ASSIGNMENT> Give the data again exactly as it is written.

---*---

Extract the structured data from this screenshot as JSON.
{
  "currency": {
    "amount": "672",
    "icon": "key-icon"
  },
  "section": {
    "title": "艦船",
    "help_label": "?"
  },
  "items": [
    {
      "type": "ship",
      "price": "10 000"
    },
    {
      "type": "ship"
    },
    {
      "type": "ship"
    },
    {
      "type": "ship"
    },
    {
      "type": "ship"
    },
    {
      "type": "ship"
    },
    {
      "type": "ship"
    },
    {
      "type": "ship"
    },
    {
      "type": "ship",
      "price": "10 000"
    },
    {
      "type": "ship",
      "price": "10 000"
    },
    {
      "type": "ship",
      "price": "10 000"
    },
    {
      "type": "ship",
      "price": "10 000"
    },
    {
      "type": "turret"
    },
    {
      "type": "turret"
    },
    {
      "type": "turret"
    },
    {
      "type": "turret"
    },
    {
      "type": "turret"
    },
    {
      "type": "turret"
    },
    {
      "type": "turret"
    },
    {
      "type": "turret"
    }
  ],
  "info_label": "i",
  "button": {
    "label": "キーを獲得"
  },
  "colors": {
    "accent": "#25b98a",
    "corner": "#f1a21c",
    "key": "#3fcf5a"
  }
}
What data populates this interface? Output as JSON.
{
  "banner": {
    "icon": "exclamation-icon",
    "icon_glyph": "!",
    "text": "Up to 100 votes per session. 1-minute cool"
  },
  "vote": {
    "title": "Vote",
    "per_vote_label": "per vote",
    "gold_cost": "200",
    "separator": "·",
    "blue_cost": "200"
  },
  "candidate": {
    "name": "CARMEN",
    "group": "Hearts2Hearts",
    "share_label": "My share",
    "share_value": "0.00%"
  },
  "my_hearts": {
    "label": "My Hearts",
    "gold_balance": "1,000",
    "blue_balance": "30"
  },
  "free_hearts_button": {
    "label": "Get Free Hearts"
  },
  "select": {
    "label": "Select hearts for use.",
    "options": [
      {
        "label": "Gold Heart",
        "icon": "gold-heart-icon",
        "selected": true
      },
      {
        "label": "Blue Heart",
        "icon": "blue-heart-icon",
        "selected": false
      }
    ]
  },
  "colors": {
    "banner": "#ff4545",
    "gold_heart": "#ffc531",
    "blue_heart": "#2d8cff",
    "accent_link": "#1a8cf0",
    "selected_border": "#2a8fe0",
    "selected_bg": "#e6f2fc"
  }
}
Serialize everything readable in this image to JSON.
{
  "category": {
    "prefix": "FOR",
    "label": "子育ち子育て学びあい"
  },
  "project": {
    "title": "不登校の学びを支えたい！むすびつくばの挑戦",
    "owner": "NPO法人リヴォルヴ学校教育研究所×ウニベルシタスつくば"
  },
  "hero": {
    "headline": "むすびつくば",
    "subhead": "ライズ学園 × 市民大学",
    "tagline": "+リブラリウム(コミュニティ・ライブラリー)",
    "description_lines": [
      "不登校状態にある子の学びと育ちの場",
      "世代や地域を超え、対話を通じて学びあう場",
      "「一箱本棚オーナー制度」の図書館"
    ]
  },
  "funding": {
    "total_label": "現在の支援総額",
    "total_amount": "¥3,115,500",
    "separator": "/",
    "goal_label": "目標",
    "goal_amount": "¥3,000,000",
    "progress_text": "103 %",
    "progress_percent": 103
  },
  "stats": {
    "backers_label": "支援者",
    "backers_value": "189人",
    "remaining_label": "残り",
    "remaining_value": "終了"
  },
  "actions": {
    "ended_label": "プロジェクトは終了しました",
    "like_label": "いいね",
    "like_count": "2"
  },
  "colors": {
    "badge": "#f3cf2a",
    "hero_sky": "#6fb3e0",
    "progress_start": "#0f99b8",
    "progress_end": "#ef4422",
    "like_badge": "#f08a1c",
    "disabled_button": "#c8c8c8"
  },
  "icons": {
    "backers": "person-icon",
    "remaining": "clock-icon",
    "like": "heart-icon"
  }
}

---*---

SOLUTION FOR THIS PROBLEM>
Extract the structured data from this screenshot as JSON.
{
  "currency": {
    "amount": "672",
    "icon": "key-icon"
  },
  "section": {
    "title": "艦船",
    "help_label": "?"
  },
  "items": [
    {
      "type": "ship",
      "price": "10 000"
    },
    {
      "type": "ship"
    },
    {
      "type": "ship"
    },
    {
      "type": "ship"
    },
    {
      "type": "ship"
    },
    {
      "type": "ship"
    },
    {
      "type": "ship"
    },
    {
      "type": "ship"
    },
    {
      "type": "ship",
      "price": "10 000"
    },
    {
      "type": "ship",
      "price": "10 000"
    },
    {
      "type": "ship",
      "price": "10 000"
    },
    {
      "type": "ship",
      "price": "10 000"
    },
    {
      "type": "turret"
    },
    {
      "type": "turret"
    },
    {
      "type": "turret"
    },
    {
      "type": "turret"
    },
    {
      "type": "turret"
    },
    {
      "type": "turret"
    },
    {
      "type": "turret"
    },
    {
      "type": "turret"
    }
  ],
  "info_label": "i",
  "button": {
    "label": "キーを獲得"
  },
  "colors": {
    "accent": "#25b98a",
    "corner": "#f1a21c",
    "key": "#3fcf5a"
  }
}
What data populates this interface? Output as JSON.
{
  "banner": {
    "icon": "exclamation-icon",
    "icon_glyph": "!",
    "text": "Up to 100 votes per session. 1-minute cool"
  },
  "vote": {
    "title": "Vote",
    "per_vote_label": "per vote",
    "gold_cost": "200",
    "separator": "·",
    "blue_cost": "200"
  },
  "candidate": {
    "name": "CARMEN",
    "group": "Hearts2Hearts",
    "share_label": "My share",
    "share_value": "0.00%"
  },
  "my_hearts": {
    "label": "My Hearts",
    "gold_balance": "1,000",
    "blue_balance": "30"
  },
  "free_hearts_button": {
    "label": "Get Free Hearts"
  },
  "select": {
    "label": "Select hearts for use.",
    "options": [
      {
        "label": "Gold Heart",
        "icon": "gold-heart-icon",
        "selected": true
      },
      {
        "label": "Blue Heart",
        "icon": "blue-heart-icon",
        "selected": false
      }
    ]
  },
  "colors": {
    "banner": "#ff4545",
    "gold_heart": "#ffc531",
    "blue_heart": "#2d8cff",
    "accent_link": "#1a8cf0",
    "selected_border": "#2a8fe0",
    "selected_bg": "#e6f2fc"
  }
}
Serialize everything readable in this image to JSON.
{
  "category": {
    "prefix": "FOR",
    "label": "子育ち子育て学びあい"
  },
  "project": {
    "title": "不登校の学びを支えたい！むすびつくばの挑戦",
    "owner": "NPO法人リヴォルヴ学校教育研究所×ウニベルシタスつくば"
  },
  "hero": {
    "headline": "むすびつくば",
    "subhead": "ライズ学園 × 市民大学",
    "tagline": "+リブラリウム(コミュニティ・ライブラリー)",
    "description_lines": [
      "不登校状態にある子の学びと育ちの場",
      "世代や地域を超え、対話を通じて学びあう場",
      "「一箱本棚オーナー制度」の図書館"
    ]
  },
  "funding": {
    "total_label": "現在の支援総額",
    "total_amount": "¥3,115,500",
    "separator": "/",
    "goal_label": "目標",
    "goal_amount": "¥3,000,000",
    "progress_text": "103 %",
    "progress_percent": 103
  },
  "stats": {
    "backers_label": "支援者",
    "backers_value": "189人",
    "remaining_label": "残り",
    "remaining_value": "終了"
  },
  "actions": {
    "ended_label": "プロジェクトは終了しました",
    "like_label": "いいね",
    "like_count": "2"
  },
  "colors": {
    "badge": "#f3cf2a",
    "hero_sky": "#6fb3e0",
    "progress_start": "#0f99b8",
    "progress_end": "#ef4422",
    "like_badge": "#f08a1c",
    "disabled_button": "#c8c8c8"
  },
  "icons": {
    "backers": "person-icon",
    "remaining": "clock-icon",
    "like": "heart-icon"
  }
}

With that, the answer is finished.